from the one-can-hope dept
We’ve written a few times about the wonders of Turntable.fm, one of the first new music services that really seems to get the fact that part of what makes music so enjoyable is the social experience. It’s a wonderful service. However, as with anything that gets a lot of users and attention, it isn’t long before copycats come along. And, as Eliot van Buskirk has reported, Turntable.fm has a copycat in the form of Rolling.fm, a service that almost certainly chose to copy an awful lot from Turntable.fm.
Who cares? The world needs all the neat ways to listen to music it can get, from where we?re standing. It?s a case of ?the more the merrier? ? even if Rolling.fm is quite possibly the least original web app we?ve ever seen.
It?s also a case of ?different strokes for different folks.?
The Rolling.fm group-listening web app differs from Turntable.fm in that many of the most popular rooms correlate to specific colleges and universities (although anyone can join those rooms). And so far, we?re hearing far clubbier and less indie music than we generally hear on Turntable.fm.
Who knows ? we could be just about to witness an explosion of group listening services, each with its own twist on the Turntable.fm concept that will appeal to a different demographic. While Turntable.fm deserves ample credit for coming up with the concept, it can?t really be bad for music fans if that concept continues to be replicated as it has been here?
I’d go even further than that. Copycats like this actually help everyone, including Turntable.fm. Not only does it help spread the concept even further, but Turntable.fm can just as equally learn from the “improvements” a copycat makes. On top of that, this will help keep Turntable.fm on its toes. As much as I love the service, and as much as I understand that it’s very much in beta and at times struggles with the amount of usage it gets, the service has been really buggy at times and having some direct competition in the rear view mirror can only act as an incentive to improve as quickly as possible.

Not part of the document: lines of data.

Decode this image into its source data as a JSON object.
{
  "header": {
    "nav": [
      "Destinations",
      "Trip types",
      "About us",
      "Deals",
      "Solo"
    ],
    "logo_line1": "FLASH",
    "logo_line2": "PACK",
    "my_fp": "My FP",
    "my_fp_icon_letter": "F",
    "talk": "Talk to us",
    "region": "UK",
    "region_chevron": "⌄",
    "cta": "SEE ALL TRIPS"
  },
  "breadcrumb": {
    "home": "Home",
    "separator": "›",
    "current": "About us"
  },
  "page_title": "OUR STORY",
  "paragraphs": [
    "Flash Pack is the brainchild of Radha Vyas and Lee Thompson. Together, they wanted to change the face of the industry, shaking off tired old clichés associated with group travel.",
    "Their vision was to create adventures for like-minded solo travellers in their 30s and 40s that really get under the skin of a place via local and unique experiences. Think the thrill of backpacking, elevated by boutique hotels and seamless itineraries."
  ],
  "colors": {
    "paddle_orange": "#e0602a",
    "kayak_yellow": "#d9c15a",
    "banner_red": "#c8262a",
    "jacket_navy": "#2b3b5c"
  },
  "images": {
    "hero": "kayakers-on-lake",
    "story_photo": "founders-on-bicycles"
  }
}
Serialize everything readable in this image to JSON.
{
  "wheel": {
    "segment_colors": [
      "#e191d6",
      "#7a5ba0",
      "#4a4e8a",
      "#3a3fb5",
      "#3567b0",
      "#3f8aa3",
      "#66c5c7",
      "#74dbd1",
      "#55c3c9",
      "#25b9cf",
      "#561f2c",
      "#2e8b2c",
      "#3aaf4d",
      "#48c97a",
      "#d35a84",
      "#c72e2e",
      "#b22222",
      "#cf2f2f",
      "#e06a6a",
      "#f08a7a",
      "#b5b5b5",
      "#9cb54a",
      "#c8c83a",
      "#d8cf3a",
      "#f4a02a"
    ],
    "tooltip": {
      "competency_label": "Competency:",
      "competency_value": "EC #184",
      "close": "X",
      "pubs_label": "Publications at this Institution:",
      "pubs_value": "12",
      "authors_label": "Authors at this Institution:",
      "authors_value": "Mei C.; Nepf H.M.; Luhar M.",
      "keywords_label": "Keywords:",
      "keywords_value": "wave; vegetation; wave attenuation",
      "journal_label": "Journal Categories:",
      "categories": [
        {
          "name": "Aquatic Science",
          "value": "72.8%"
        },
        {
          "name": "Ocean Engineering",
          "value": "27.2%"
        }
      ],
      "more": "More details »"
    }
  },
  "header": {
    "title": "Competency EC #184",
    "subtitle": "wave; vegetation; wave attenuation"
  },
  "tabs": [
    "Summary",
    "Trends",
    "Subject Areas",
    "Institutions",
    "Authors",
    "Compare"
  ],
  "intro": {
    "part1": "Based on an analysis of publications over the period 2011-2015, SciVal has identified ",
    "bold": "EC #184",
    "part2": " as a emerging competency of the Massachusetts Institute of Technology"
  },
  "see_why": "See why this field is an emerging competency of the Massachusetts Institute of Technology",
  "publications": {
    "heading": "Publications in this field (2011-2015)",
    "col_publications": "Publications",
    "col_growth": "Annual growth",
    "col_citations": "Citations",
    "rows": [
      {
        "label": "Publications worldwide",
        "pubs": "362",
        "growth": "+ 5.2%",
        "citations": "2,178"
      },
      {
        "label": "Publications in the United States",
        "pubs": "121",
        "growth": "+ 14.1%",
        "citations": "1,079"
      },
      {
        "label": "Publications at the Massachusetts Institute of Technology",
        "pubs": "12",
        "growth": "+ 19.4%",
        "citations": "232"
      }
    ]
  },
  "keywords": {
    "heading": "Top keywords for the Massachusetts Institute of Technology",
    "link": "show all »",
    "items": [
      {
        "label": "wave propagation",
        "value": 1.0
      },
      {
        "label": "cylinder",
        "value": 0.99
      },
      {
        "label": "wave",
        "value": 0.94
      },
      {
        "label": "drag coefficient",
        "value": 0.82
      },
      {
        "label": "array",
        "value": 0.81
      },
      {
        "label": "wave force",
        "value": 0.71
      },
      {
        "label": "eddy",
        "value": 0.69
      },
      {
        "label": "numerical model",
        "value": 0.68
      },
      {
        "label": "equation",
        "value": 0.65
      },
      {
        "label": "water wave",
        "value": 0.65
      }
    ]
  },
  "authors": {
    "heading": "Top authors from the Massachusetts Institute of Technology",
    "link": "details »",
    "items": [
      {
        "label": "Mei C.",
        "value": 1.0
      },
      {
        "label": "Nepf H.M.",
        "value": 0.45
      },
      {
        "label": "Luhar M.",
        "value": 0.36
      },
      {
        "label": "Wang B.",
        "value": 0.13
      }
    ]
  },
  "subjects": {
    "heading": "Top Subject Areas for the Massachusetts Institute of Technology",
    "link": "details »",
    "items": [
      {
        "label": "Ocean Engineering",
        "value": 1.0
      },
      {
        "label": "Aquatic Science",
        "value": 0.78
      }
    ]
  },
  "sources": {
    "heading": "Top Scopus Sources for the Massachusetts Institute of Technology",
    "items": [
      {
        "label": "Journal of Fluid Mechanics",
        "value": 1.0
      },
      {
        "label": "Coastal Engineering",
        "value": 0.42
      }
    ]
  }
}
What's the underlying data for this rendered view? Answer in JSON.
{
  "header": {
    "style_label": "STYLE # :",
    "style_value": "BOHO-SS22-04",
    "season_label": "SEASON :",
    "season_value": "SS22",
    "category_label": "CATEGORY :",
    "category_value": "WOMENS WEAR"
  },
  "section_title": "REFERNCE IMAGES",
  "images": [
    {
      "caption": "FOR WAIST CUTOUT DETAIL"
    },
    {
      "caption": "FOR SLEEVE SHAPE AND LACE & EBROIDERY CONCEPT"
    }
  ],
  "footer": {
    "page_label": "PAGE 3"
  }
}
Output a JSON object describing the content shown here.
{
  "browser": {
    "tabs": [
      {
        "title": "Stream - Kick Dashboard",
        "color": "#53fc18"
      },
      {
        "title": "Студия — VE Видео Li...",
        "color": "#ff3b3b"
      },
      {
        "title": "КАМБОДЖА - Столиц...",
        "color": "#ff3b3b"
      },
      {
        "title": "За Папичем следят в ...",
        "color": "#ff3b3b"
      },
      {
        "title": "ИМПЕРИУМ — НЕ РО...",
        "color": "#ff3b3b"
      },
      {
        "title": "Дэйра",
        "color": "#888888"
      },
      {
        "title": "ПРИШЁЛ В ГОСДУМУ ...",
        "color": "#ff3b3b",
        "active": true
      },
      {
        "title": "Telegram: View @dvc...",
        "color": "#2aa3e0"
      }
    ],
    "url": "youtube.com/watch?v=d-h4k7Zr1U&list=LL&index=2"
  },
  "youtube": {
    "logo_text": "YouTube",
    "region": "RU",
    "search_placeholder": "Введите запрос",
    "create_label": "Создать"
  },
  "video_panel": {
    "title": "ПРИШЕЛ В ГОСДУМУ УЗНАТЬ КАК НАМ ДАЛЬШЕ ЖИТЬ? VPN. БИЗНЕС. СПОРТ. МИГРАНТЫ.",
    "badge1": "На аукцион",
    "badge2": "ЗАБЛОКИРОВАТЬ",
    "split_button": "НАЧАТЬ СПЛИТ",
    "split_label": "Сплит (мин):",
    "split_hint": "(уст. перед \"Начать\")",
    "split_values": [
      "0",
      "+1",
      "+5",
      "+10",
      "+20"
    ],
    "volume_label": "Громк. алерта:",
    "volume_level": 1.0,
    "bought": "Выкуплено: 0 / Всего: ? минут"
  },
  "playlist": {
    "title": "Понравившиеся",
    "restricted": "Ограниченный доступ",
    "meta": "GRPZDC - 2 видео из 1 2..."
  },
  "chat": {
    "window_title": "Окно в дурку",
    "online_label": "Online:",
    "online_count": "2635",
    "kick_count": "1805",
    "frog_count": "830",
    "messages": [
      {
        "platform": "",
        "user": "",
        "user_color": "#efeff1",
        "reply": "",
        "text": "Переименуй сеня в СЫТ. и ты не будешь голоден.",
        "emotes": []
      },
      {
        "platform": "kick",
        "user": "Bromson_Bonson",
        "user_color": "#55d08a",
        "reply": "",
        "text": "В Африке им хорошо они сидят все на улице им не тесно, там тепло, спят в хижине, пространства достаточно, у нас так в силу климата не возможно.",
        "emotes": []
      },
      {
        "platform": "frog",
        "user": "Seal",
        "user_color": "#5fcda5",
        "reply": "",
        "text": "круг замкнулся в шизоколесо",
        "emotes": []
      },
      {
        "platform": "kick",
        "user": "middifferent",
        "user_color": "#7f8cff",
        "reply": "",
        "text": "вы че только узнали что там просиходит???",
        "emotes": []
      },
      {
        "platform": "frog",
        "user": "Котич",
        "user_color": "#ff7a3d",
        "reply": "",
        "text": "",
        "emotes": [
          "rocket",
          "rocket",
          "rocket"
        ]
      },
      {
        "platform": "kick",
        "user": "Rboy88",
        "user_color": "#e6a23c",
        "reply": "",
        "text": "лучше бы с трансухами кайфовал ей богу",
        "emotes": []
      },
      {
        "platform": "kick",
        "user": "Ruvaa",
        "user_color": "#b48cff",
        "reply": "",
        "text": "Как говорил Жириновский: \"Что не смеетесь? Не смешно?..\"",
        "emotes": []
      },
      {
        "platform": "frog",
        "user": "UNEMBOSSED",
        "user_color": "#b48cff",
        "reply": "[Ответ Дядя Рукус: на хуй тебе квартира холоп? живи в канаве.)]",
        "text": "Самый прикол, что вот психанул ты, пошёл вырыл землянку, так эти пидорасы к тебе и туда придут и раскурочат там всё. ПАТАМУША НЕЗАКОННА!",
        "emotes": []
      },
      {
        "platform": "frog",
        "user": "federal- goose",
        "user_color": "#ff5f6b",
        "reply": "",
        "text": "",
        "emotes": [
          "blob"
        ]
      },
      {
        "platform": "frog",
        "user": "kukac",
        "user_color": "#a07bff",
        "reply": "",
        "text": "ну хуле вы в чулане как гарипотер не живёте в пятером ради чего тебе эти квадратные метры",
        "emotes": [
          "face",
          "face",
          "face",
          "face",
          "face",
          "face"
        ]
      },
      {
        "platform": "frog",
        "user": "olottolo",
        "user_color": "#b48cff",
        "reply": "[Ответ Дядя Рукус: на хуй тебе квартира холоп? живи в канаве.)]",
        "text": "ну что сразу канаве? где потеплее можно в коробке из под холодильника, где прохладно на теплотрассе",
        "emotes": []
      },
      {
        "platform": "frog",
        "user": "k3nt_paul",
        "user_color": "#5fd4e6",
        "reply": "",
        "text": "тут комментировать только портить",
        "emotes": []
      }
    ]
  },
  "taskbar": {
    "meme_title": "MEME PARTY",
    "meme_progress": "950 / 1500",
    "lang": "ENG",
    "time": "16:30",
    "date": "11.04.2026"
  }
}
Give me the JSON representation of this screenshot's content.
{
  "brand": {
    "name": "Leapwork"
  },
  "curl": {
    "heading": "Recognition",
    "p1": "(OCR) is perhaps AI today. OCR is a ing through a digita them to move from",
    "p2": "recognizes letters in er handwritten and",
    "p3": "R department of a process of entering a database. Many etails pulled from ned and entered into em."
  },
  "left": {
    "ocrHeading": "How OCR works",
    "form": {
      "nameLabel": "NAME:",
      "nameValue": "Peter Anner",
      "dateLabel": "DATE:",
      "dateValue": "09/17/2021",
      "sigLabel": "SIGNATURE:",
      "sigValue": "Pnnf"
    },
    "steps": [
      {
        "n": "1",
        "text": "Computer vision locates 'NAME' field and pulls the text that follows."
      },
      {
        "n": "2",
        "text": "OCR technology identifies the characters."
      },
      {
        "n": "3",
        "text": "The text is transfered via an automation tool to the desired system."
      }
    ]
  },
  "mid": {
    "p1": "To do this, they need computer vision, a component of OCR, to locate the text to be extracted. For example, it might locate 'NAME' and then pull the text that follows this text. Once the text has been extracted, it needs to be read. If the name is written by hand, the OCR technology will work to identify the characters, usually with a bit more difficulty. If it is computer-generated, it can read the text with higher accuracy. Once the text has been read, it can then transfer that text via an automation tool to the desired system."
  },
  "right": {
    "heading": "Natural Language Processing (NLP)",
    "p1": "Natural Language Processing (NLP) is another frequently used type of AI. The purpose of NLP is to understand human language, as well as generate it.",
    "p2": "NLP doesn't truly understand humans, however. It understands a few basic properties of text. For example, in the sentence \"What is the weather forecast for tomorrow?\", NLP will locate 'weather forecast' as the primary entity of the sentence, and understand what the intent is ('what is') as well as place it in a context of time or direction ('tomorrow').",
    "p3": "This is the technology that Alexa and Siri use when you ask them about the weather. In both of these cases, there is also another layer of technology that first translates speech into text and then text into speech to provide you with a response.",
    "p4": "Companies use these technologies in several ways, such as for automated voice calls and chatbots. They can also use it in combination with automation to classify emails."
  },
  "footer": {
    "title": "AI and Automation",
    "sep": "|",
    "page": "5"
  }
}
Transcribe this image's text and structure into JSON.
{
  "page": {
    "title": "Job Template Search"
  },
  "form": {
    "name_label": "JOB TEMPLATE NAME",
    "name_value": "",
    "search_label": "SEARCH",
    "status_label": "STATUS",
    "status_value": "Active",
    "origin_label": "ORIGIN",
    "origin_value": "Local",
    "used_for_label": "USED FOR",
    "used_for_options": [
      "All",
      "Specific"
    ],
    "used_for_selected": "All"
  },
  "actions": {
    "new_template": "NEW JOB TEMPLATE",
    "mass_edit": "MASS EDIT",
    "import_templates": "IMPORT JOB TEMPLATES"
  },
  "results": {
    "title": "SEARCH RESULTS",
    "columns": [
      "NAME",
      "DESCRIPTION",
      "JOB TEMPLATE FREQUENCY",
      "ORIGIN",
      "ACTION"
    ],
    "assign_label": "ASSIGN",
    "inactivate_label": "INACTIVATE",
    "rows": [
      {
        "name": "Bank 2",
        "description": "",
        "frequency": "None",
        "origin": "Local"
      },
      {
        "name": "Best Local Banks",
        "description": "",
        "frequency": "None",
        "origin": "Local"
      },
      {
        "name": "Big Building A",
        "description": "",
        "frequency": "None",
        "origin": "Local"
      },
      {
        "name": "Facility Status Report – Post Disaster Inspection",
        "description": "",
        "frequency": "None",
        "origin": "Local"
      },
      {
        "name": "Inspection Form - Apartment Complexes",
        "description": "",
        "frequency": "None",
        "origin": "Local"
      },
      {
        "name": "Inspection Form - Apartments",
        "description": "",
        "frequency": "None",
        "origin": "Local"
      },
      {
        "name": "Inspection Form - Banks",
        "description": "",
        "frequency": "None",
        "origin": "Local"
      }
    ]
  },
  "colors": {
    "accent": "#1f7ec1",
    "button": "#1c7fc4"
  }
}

Last year, we wrote about Oded Shenkar’s excellent book Copycats, which argues, persuasively, that our cultural distaste towards companies that copy one another is misplaced and not very sensible. There are tremendous benefits to be had when two or more companies copy each other, mainly in that it continues to push all players to innovate and to provide better overall offerings. While I haven’t been able to test out Rolling.fm yet (it was down when I went to check it out), I think this development is really good news for Turntable.fm and hope that the company is willing to recognize that as well.